The plates inserted in the last edition, through the kindness of Dr. Wilkins will be found in this, with an additional one containing some good specimens of Arabian writing, for which also he is entitled to the thanks of the Public. With respect to myself, I will only say, that I have spared no pains in endeavouring to render this work subservient to the great end for which its admirable Author intended it, namely, public utility: and, in the instances in which I may have failed (for I am not vain enough to suppose, that the work is yet perfect) I must request the indulgence of the learned reader, assuring him, that any hint offered either publicly or privately, by which it may be improved, will be received with gratitude, and duly acknowledged, provided it come in the shape and spirit which will entitle it to regard.

  1. A Grammar of the Persian Language, Calcutta, 1810, in two volumes, folio.
  2. A Dictionary and Grammar of the Persian Language by his Majesty the King of Oude, Lucknow, 1822, two volumes, large folio.
  3. A work on Prosody, of which some use was made by Mr. Gladwin in his work on the Rhetoric and Prosody of the Persians.
  4. The copy here referred to has no date or place mentioned.
  5. Transcriber's Note: Due to the z with three dots not in the original scanned copy of the book not being available on the Unicode system, like common Arabic/Persian shorthand, the three dots have been connected into an arch above the "z".
  6. Printed at Calcutta in 1818.
  7. Journal de Sçavans for April, 1824, p. 203. There are a few other remarks in that critique to which I cannot accede, and which ought to be mentioned here : — they are these. M. de Sacy says (at p. 197) respecting the Persian title found at the head of the title page, "Il est singulier que ni W. Jones, ni les éditeurs qui lui ont succédé, ne se soient aperçus qu'il falloit ecrire در نحوِ زبان پارسی et non نَحْوِي avec un ي" I remark, M. de Sacy is certainly right in stating that the ي ought not to have appeared ; and I confess I am surprised that such an oversight could have been committed : still, it is far from certain, whether even the kesrah ought to have appeared.

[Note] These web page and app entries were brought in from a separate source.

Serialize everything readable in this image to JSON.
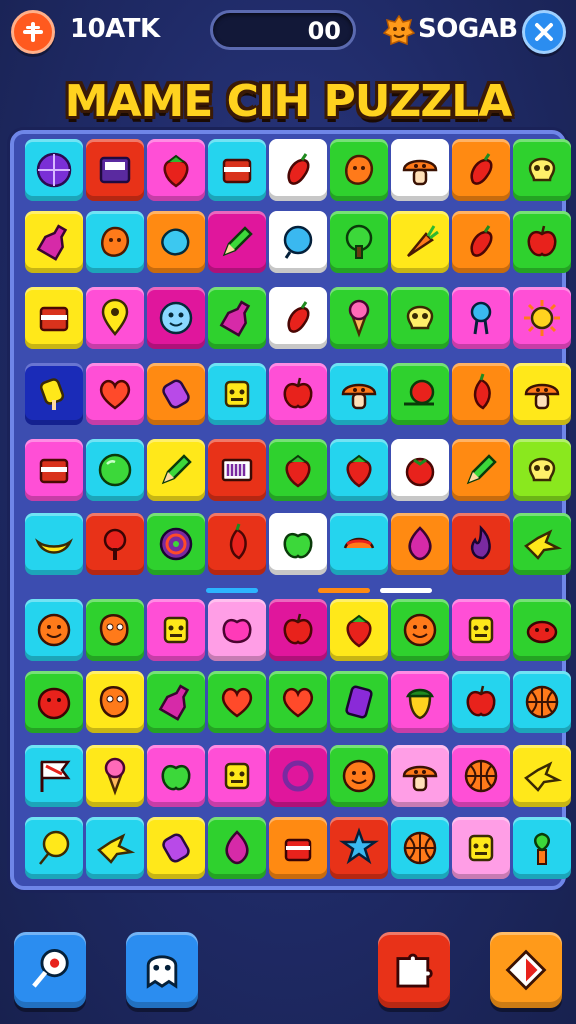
{
  "topbar": {
    "left_label": "10ATK",
    "score": "00",
    "right_label": "SOGAB"
  },
  "title": "MAME CIH PUZZLA",
  "colors": {
    "cyan": "#25d4ee",
    "red": "#e83218",
    "pink": "#ff4fd6",
    "green": "#2fd12e",
    "orange": "#ff8a12",
    "yellow": "#ffe81a",
    "lime": "#8ae81e",
    "white": "#ffffff",
    "navy": "#1a2bb8",
    "magenta": "#e0169c",
    "lightpink": "#ff9ee6",
    "blue": "#27b8ef"
  },
  "board": {
    "rows": [
      [
        {
          "color": "cyan",
          "icon": "purple-ball-icon"
        },
        {
          "color": "red",
          "icon": "tablet-icon"
        },
        {
          "color": "pink",
          "icon": "strawberry-icon"
        },
        {
          "color": "cyan",
          "icon": "box-icon"
        },
        {
          "color": "white",
          "icon": "red-pepper-icon"
        },
        {
          "color": "green",
          "icon": "orange-blob-icon"
        },
        {
          "color": "white",
          "icon": "mushroom-icon"
        },
        {
          "color": "orange",
          "icon": "red-pepper-icon"
        },
        {
          "color": "green",
          "icon": "skull-icon"
        }
      ],
      [
        {
          "color": "yellow",
          "icon": "bottle-icon"
        },
        {
          "color": "cyan",
          "icon": "orange-blob-icon"
        },
        {
          "color": "orange",
          "icon": "blue-blob-icon"
        },
        {
          "color": "magenta",
          "icon": "pencil-icon"
        },
        {
          "color": "white",
          "icon": "blue-ball-icon"
        },
        {
          "color": "green",
          "icon": "tree-icon"
        },
        {
          "color": "yellow",
          "icon": "carrot-icon"
        },
        {
          "color": "orange",
          "icon": "red-pepper-icon"
        },
        {
          "color": "green",
          "icon": "apple-icon"
        }
      ],
      [
        {
          "color": "yellow",
          "icon": "box-icon"
        },
        {
          "color": "pink",
          "icon": "location-pin-icon"
        },
        {
          "color": "magenta",
          "icon": "face-icon"
        },
        {
          "color": "green",
          "icon": "bottle-icon"
        },
        {
          "color": "white",
          "icon": "red-pepper-icon"
        },
        {
          "color": "green",
          "icon": "ice-cream-icon"
        },
        {
          "color": "green",
          "icon": "skull-icon"
        },
        {
          "color": "pink",
          "icon": "key-icon"
        },
        {
          "color": "pink",
          "icon": "sun-icon"
        }
      ],
      [
        {
          "color": "navy",
          "icon": "popsicle-icon"
        },
        {
          "color": "pink",
          "icon": "heart-icon"
        },
        {
          "color": "orange",
          "icon": "candy-bar-icon"
        },
        {
          "color": "cyan",
          "icon": "robot-icon"
        },
        {
          "color": "pink",
          "icon": "apple-icon"
        },
        {
          "color": "cyan",
          "icon": "mushroom-icon"
        },
        {
          "color": "green",
          "icon": "snail-icon"
        },
        {
          "color": "orange",
          "icon": "pepper-icon"
        },
        {
          "color": "yellow",
          "icon": "mushroom-icon"
        }
      ],
      [
        {
          "color": "pink",
          "icon": "box-icon"
        },
        {
          "color": "cyan",
          "icon": "green-ball-icon"
        },
        {
          "color": "yellow",
          "icon": "pencil-icon"
        },
        {
          "color": "red",
          "icon": "barcode-icon"
        },
        {
          "color": "green",
          "icon": "strawberry-icon"
        },
        {
          "color": "cyan",
          "icon": "strawberry-icon"
        },
        {
          "color": "white",
          "icon": "tomato-icon"
        },
        {
          "color": "orange",
          "icon": "pencil-icon"
        },
        {
          "color": "lime",
          "icon": "skull-icon"
        }
      ],
      [
        {
          "color": "cyan",
          "icon": "banana-icon"
        },
        {
          "color": "red",
          "icon": "flower-icon"
        },
        {
          "color": "green",
          "icon": "swirl-icon"
        },
        {
          "color": "red",
          "icon": "pepper-icon"
        },
        {
          "color": "white",
          "icon": "green-apple-icon"
        },
        {
          "color": "cyan",
          "icon": "candy-icon"
        },
        {
          "color": "orange",
          "icon": "onion-icon"
        },
        {
          "color": "red",
          "icon": "flame-icon"
        },
        {
          "color": "green",
          "icon": "bird-icon"
        }
      ],
      [
        {
          "color": "cyan",
          "icon": "smiley-icon"
        },
        {
          "color": "green",
          "icon": "monster-icon"
        },
        {
          "color": "pink",
          "icon": "robot-icon"
        },
        {
          "color": "lightpink",
          "icon": "peach-icon"
        },
        {
          "color": "magenta",
          "icon": "apple-icon"
        },
        {
          "color": "yellow",
          "icon": "strawberry-icon"
        },
        {
          "color": "green",
          "icon": "smiley-icon"
        },
        {
          "color": "pink",
          "icon": "robot-icon"
        },
        {
          "color": "green",
          "icon": "crab-icon"
        }
      ],
      [
        {
          "color": "green",
          "icon": "blob-face-icon"
        },
        {
          "color": "yellow",
          "icon": "monster-icon"
        },
        {
          "color": "green",
          "icon": "bottle-icon"
        },
        {
          "color": "green",
          "icon": "heart-icon"
        },
        {
          "color": "green",
          "icon": "heart-icon"
        },
        {
          "color": "green",
          "icon": "cup-icon"
        },
        {
          "color": "pink",
          "icon": "acorn-icon"
        },
        {
          "color": "cyan",
          "icon": "apple-icon"
        },
        {
          "color": "cyan",
          "icon": "basketball-icon"
        }
      ],
      [
        {
          "color": "cyan",
          "icon": "flag-icon"
        },
        {
          "color": "yellow",
          "icon": "ice-cream-icon"
        },
        {
          "color": "pink",
          "icon": "green-apple-icon"
        },
        {
          "color": "pink",
          "icon": "robot-icon"
        },
        {
          "color": "magenta",
          "icon": "ring-icon"
        },
        {
          "color": "green",
          "icon": "smiley-icon"
        },
        {
          "color": "lightpink",
          "icon": "mushroom-icon"
        },
        {
          "color": "pink",
          "icon": "basketball-icon"
        },
        {
          "color": "yellow",
          "icon": "bird-icon"
        }
      ],
      [
        {
          "color": "cyan",
          "icon": "balloon-icon"
        },
        {
          "color": "cyan",
          "icon": "bird-icon"
        },
        {
          "color": "yellow",
          "icon": "candy-bar-icon"
        },
        {
          "color": "green",
          "icon": "onion-icon"
        },
        {
          "color": "orange",
          "icon": "cake-icon"
        },
        {
          "color": "red",
          "icon": "star-icon"
        },
        {
          "color": "cyan",
          "icon": "basketball-icon"
        },
        {
          "color": "lightpink",
          "icon": "robot-icon"
        },
        {
          "color": "cyan",
          "icon": "plant-icon"
        }
      ]
    ]
  },
  "bottom_buttons": [
    {
      "name": "racket-button",
      "icon": "racket-icon",
      "color": "#2b8df0"
    },
    {
      "name": "ghost-button",
      "icon": "ghost-icon",
      "color": "#2b8df0"
    },
    {
      "name": "puzzle-button",
      "icon": "puzzle-icon",
      "color": "#e83218"
    },
    {
      "name": "diamond-button",
      "icon": "diamond-icon",
      "color": "#ff9a1a"
    }
  ]
}
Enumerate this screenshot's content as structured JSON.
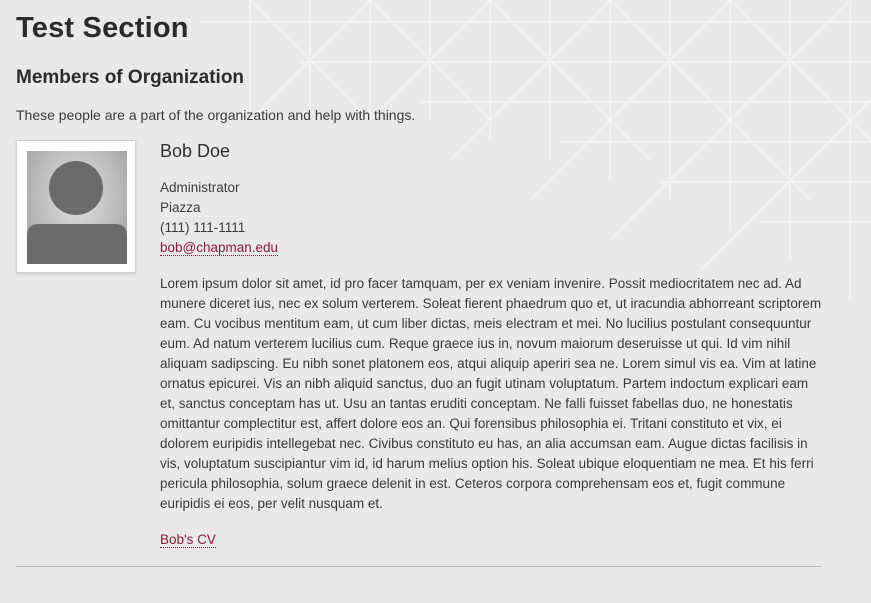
{
  "section": {
    "title": "Test Section",
    "subtitle": "Members of Organization",
    "intro": "These people are a part of the organization and help with things."
  },
  "member": {
    "name": "Bob Doe",
    "role": "Administrator",
    "location": "Piazza",
    "phone": "(111) 111-1111",
    "email": "bob@chapman.edu",
    "bio": "Lorem ipsum dolor sit amet, id pro facer tamquam, per ex veniam invenire. Possit mediocritatem nec ad. Ad munere diceret ius, nec ex solum verterem. Soleat fierent phaedrum quo et, ut iracundia abhorreant scriptorem eam. Cu vocibus mentitum eam, ut cum liber dictas, meis electram et mei.  No lucilius postulant consequuntur eum. Ad natum verterem lucilius cum. Reque graece ius in, novum maiorum deseruisse ut qui. Id vim nihil aliquam sadipscing. Eu nibh sonet platonem eos, atqui aliquip aperiri sea ne. Lorem simul vis ea. Vim at latine ornatus epicurei. Vis an nibh aliquid sanctus, duo an fugit utinam voluptatum. Partem indoctum explicari eam et, sanctus conceptam has ut. Usu an tantas eruditi conceptam. Ne falli fuisset fabellas duo, ne honestatis omittantur complectitur est, affert dolore eos an. Qui forensibus philosophia ei.  Tritani constituto et vix, ei dolorem euripidis intellegebat nec. Civibus constituto eu has, an alia accumsan eam. Augue dictas facilisis in vis, voluptatum suscipiantur vim id, id harum melius option his. Soleat ubique eloquentiam ne mea. Et his ferri pericula philosophia, solum graece delenit in est. Ceteros corpora comprehensam eos et, fugit commune euripidis ei eos, per velit nusquam et.",
    "cv_label": "Bob's CV",
    "photo_icon": "person-placeholder-icon"
  },
  "colors": {
    "background": "#e9e9e9",
    "link": "#8a1c3a",
    "text": "#333333"
  }
}
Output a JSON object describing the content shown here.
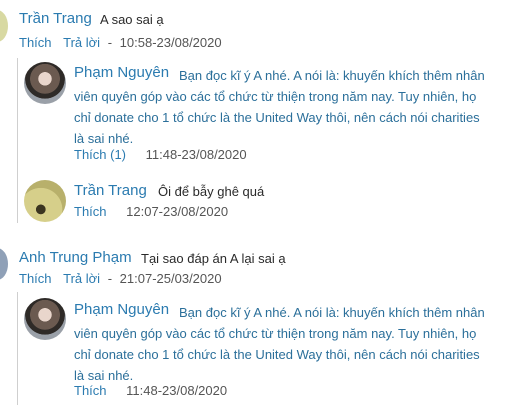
{
  "comments": [
    {
      "name": "Trần Trang",
      "text": "A sao sai ạ",
      "like": "Thích",
      "reply": "Trả lời",
      "sep": "-",
      "time": "10:58-23/08/2020",
      "replies": [
        {
          "name": "Phạm Nguyên",
          "text_lines": [
            "Bạn đọc kĩ ý A nhé. A nói là: khuyến khích thêm nhân",
            "viên quyên góp vào các tổ chức từ thiện trong năm nay. Tuy nhiên, họ",
            "chỉ donate cho 1 tổ chức là the United Way thôi, nên cách nói charities",
            "là sai nhé."
          ],
          "like": "Thích (1)",
          "time": "11:48-23/08/2020"
        },
        {
          "name": "Trần Trang",
          "text_lines": [
            "Ôi để bẫy ghê quá"
          ],
          "like": "Thích",
          "time": "12:07-23/08/2020"
        }
      ]
    },
    {
      "name": "Anh Trung Phạm",
      "text": "Tại sao đáp án A lại sai ạ",
      "like": "Thích",
      "reply": "Trả lời",
      "sep": "-",
      "time": "21:07-25/03/2020",
      "replies": [
        {
          "name": "Phạm Nguyên",
          "text_lines": [
            "Bạn đọc kĩ ý A nhé. A nói là: khuyến khích thêm nhân",
            "viên quyên góp vào các tổ chức từ thiện trong năm nay. Tuy nhiên, họ",
            "chỉ donate cho 1 tổ chức là the United Way thôi, nên cách nói charities",
            "là sai nhé."
          ],
          "like": "Thích",
          "time": "11:48-23/08/2020"
        }
      ]
    }
  ]
}
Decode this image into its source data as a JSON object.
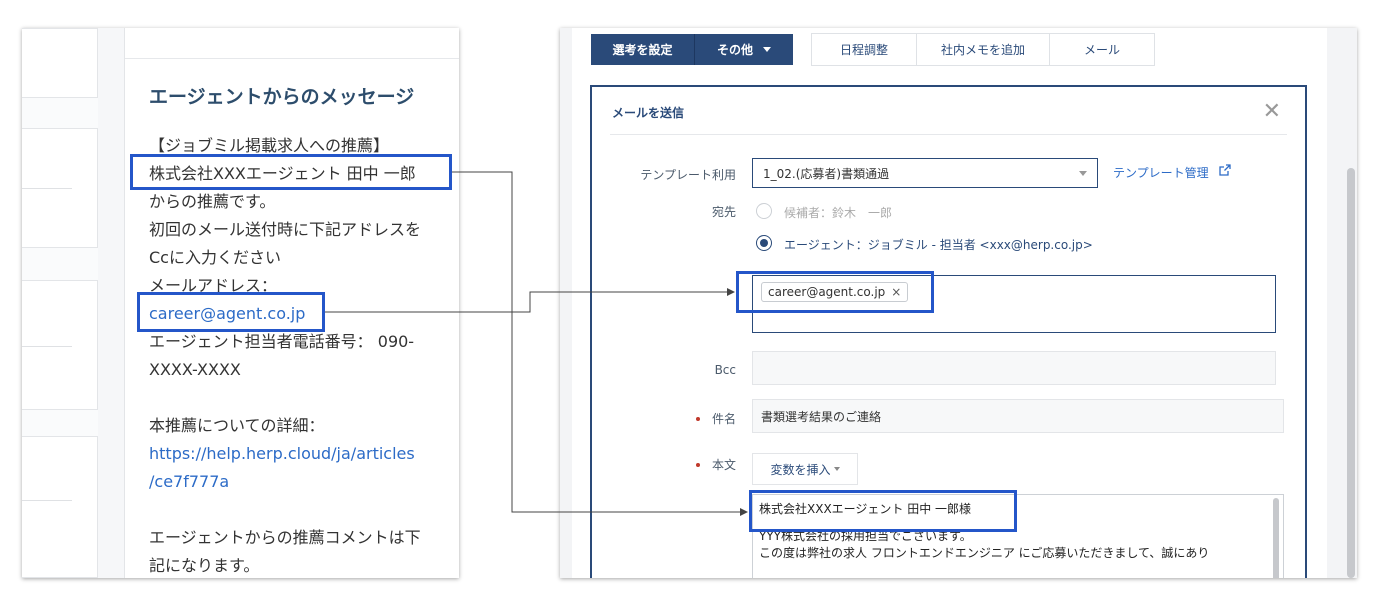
{
  "left": {
    "title": "エージェントからのメッセージ",
    "lines": [
      "【ジョブミル掲載求人への推薦】",
      "株式会社XXXエージェント 田中 一郎",
      "からの推薦です。",
      "初回のメール送付時に下記アドレスを",
      "Ccに入力ください",
      "メールアドレス：",
      "career@agent.co.jp",
      "エージェント担当者電話番号： 090-",
      "XXXX-XXXX",
      "",
      "本推薦についての詳細：",
      "https://help.herp.cloud/ja/articles",
      "/ce7f777a",
      "",
      "エージェントからの推薦コメントは下",
      "記になります。"
    ]
  },
  "toolbar": {
    "set_selection": "選考を設定",
    "other": "その他",
    "schedule": "日程調整",
    "add_memo": "社内メモを追加",
    "mail": "メール"
  },
  "modal": {
    "title": "メールを送信",
    "template_label": "テンプレート利用",
    "template_value": "1_02.(応募者)書類通過",
    "template_manage": "テンプレート管理",
    "to_label": "宛先",
    "to_candidate": "候補者：鈴木　一郎",
    "to_agent": "エージェント：ジョブミル - 担当者 <xxx@herp.co.jp>",
    "cc_chip": "career@agent.co.jp",
    "cc_chip_remove": "×",
    "bcc_label": "Bcc",
    "subject_label": "件名",
    "subject_value": "書類選考結果のご連絡",
    "body_label": "本文",
    "insert_var": "変数を挿入",
    "body_lines": [
      "株式会社XXXエージェント 田中 一郎様",
      "",
      "YYY株式会社の採用担当でございます。",
      "この度は弊社の求人 フロントエンドエンジニア にご応募いただきまして、誠にあり"
    ]
  },
  "colors": {
    "highlight": "#2456c9",
    "primary": "#2a4a79",
    "link": "#2c6bc7"
  }
}
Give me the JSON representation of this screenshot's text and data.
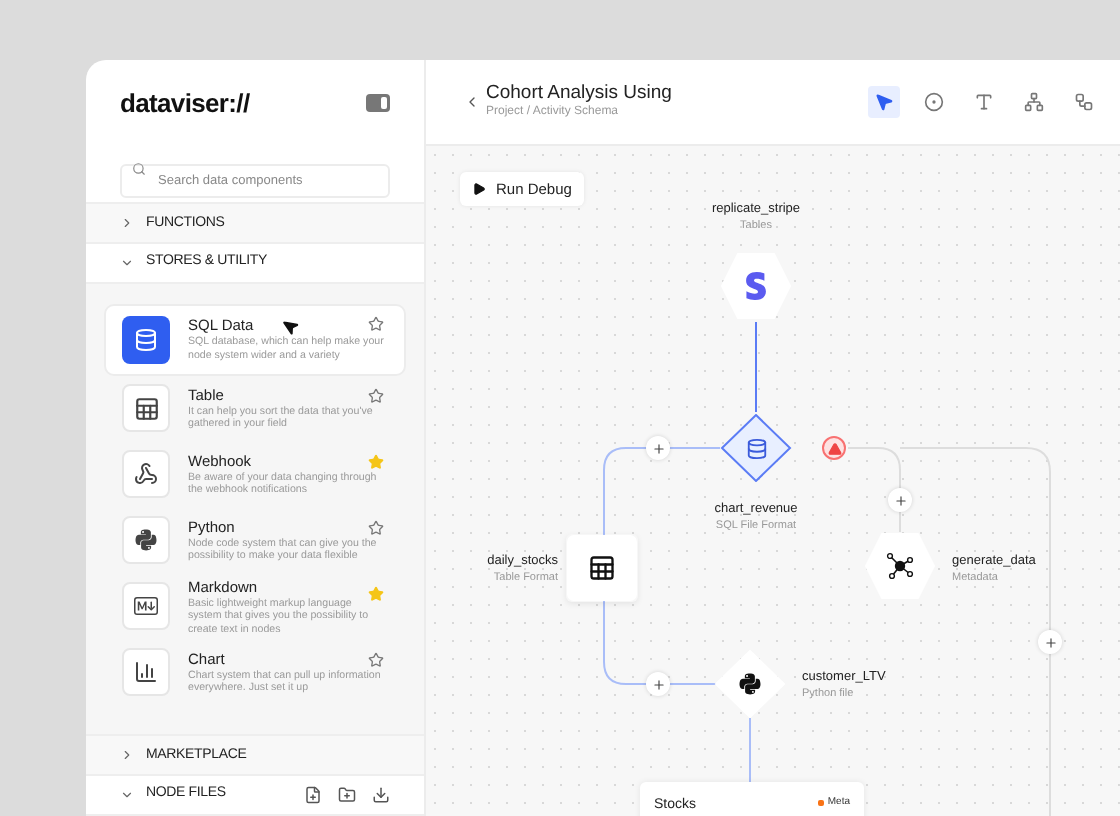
{
  "sidebar": {
    "logo": "dataviser://",
    "search": {
      "placeholder": "Search data components"
    },
    "sections": [
      {
        "label": "FUNCTIONS",
        "expanded": false
      },
      {
        "label": "STORES & UTILITY",
        "expanded": true,
        "items": [
          {
            "kind": "sql",
            "title": "SQL Data",
            "description": "SQL database, which can help make your node system wider and a variety",
            "selected": true,
            "starred": false
          },
          {
            "kind": "table",
            "title": "Table",
            "description": "It can help you sort the data that you've gathered in your field",
            "selected": false,
            "starred": false
          },
          {
            "kind": "webhook",
            "title": "Webhook",
            "description": "Be aware of your data changing through the webhook notifications",
            "selected": false,
            "starred": true
          },
          {
            "kind": "python",
            "title": "Python",
            "description": "Node code system that can give you the possibility to make your data flexible",
            "selected": false,
            "starred": false
          },
          {
            "kind": "markdown",
            "title": "Markdown",
            "description": "Basic lightweight markup language system that gives you the possibility to create text in nodes",
            "selected": false,
            "starred": true
          },
          {
            "kind": "chart",
            "title": "Chart",
            "description": "Chart system that can pull up information everywhere. Just set it up",
            "selected": false,
            "starred": false
          }
        ]
      },
      {
        "label": "MARKETPLACE",
        "expanded": false
      },
      {
        "label": "NODE FILES",
        "expanded": true
      }
    ]
  },
  "header": {
    "title": "Cohort Analysis Using",
    "breadcrumb": "Project / Activity Schema",
    "tools": [
      {
        "kind": "pointer",
        "selected": true
      },
      {
        "kind": "circle",
        "selected": false
      },
      {
        "kind": "text",
        "selected": false
      },
      {
        "kind": "network",
        "selected": false
      },
      {
        "kind": "workflow",
        "selected": false
      }
    ]
  },
  "canvas": {
    "run_button": "Run Debug",
    "nodes": [
      {
        "kind": "stripe",
        "name": "replicate_stripe",
        "subtitle": "Tables",
        "selected": false
      },
      {
        "kind": "sql",
        "name": "chart_revenue",
        "subtitle": "SQL File Format",
        "selected": true,
        "error": true
      },
      {
        "kind": "table",
        "name": "daily_stocks",
        "subtitle": "Table Format",
        "selected": false
      },
      {
        "kind": "network",
        "name": "generate_data",
        "subtitle": "Metadata",
        "selected": false
      },
      {
        "kind": "python",
        "name": "customer_LTV",
        "subtitle": "Python file",
        "selected": false
      }
    ],
    "card": {
      "title": "Stocks",
      "tag": {
        "label": "Meta",
        "color": "#f97316"
      }
    }
  }
}
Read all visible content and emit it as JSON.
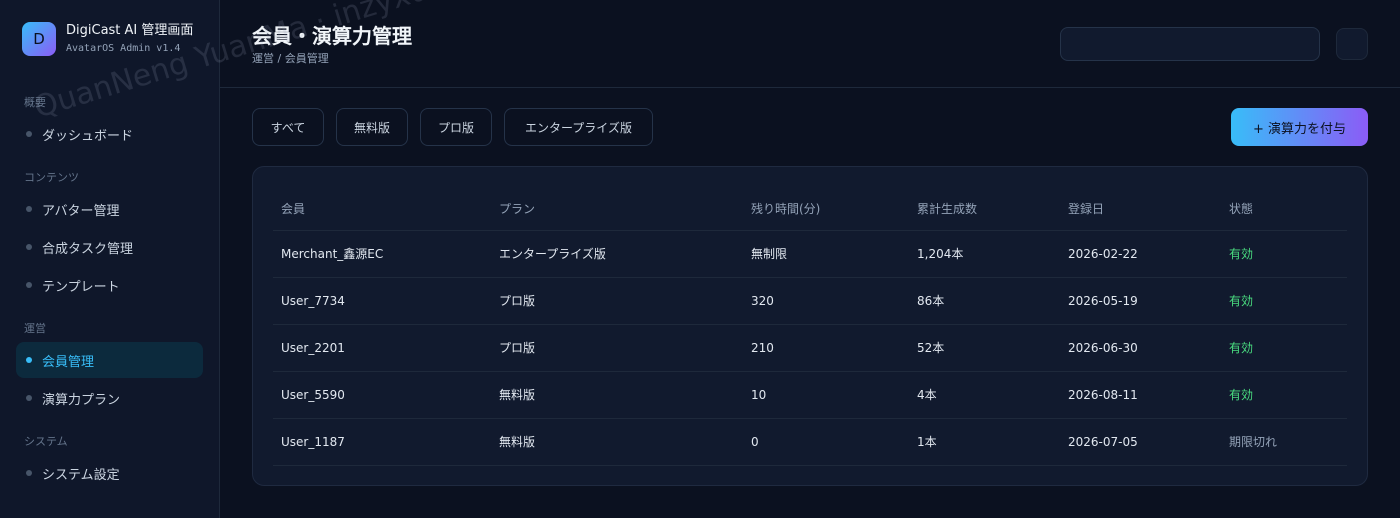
{
  "brand": {
    "logo_letter": "D",
    "title": "DigiCast AI 管理画面",
    "subtitle": "AvatarOS Admin v1.4"
  },
  "sidebar": {
    "sections": [
      {
        "label": "概要",
        "items": [
          {
            "label": "ダッシュボード",
            "active": false
          }
        ]
      },
      {
        "label": "コンテンツ",
        "items": [
          {
            "label": "アバター管理",
            "active": false
          },
          {
            "label": "合成タスク管理",
            "active": false
          },
          {
            "label": "テンプレート",
            "active": false
          }
        ]
      },
      {
        "label": "運営",
        "items": [
          {
            "label": "会員管理",
            "active": true
          },
          {
            "label": "演算力プラン",
            "active": false
          }
        ]
      },
      {
        "label": "システム",
        "items": [
          {
            "label": "システム設定",
            "active": false
          }
        ]
      }
    ]
  },
  "header": {
    "title": "会員・演算力管理",
    "breadcrumb": "運営 / 会員管理",
    "search_value": ""
  },
  "filters": [
    "すべて",
    "無料版",
    "プロ版",
    "エンタープライズ版"
  ],
  "primary_action": "+ 演算力を付与",
  "table": {
    "columns": [
      "会員",
      "プラン",
      "残り時間(分)",
      "累計生成数",
      "登録日",
      "状態"
    ],
    "rows": [
      [
        "Merchant_鑫源EC",
        "エンタープライズ版",
        "無制限",
        "1,204本",
        "2026-02-22",
        "有効"
      ],
      [
        "User_7734",
        "プロ版",
        "320",
        "86本",
        "2026-05-19",
        "有効"
      ],
      [
        "User_2201",
        "プロ版",
        "210",
        "52本",
        "2026-06-30",
        "有効"
      ],
      [
        "User_5590",
        "無料版",
        "10",
        "4本",
        "2026-08-11",
        "有効"
      ],
      [
        "User_1187",
        "無料版",
        "0",
        "1本",
        "2026-07-05",
        "期限切れ"
      ]
    ]
  },
  "watermark": "QuanNeng YuanMa · inzyxuashop.com",
  "colors": {
    "accent": "#38bdf8",
    "accent_gradient_end": "#8b5cf6",
    "status_active": "#4ade80",
    "status_expired": "#94a3b8"
  }
}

But M. de Sacy should have gone further : the word زبان ought not to have been inserted : نحو can there mean nothing but the Syntax, &c. of Grammar, and grammar can apply to nothing but language. For this reason it is, perhaps, that نحْوِ زبان the Syntax of Language, never occurs in the Persian, as far as only do I find no manuscript, printed edition, or even phraseology, to sanction it, but the opinions of intelligent and learned Persians whom I have had the opportunity to consult, directly against it.
  8. I have in one place written, &c. در تصریف, which is not quite so good.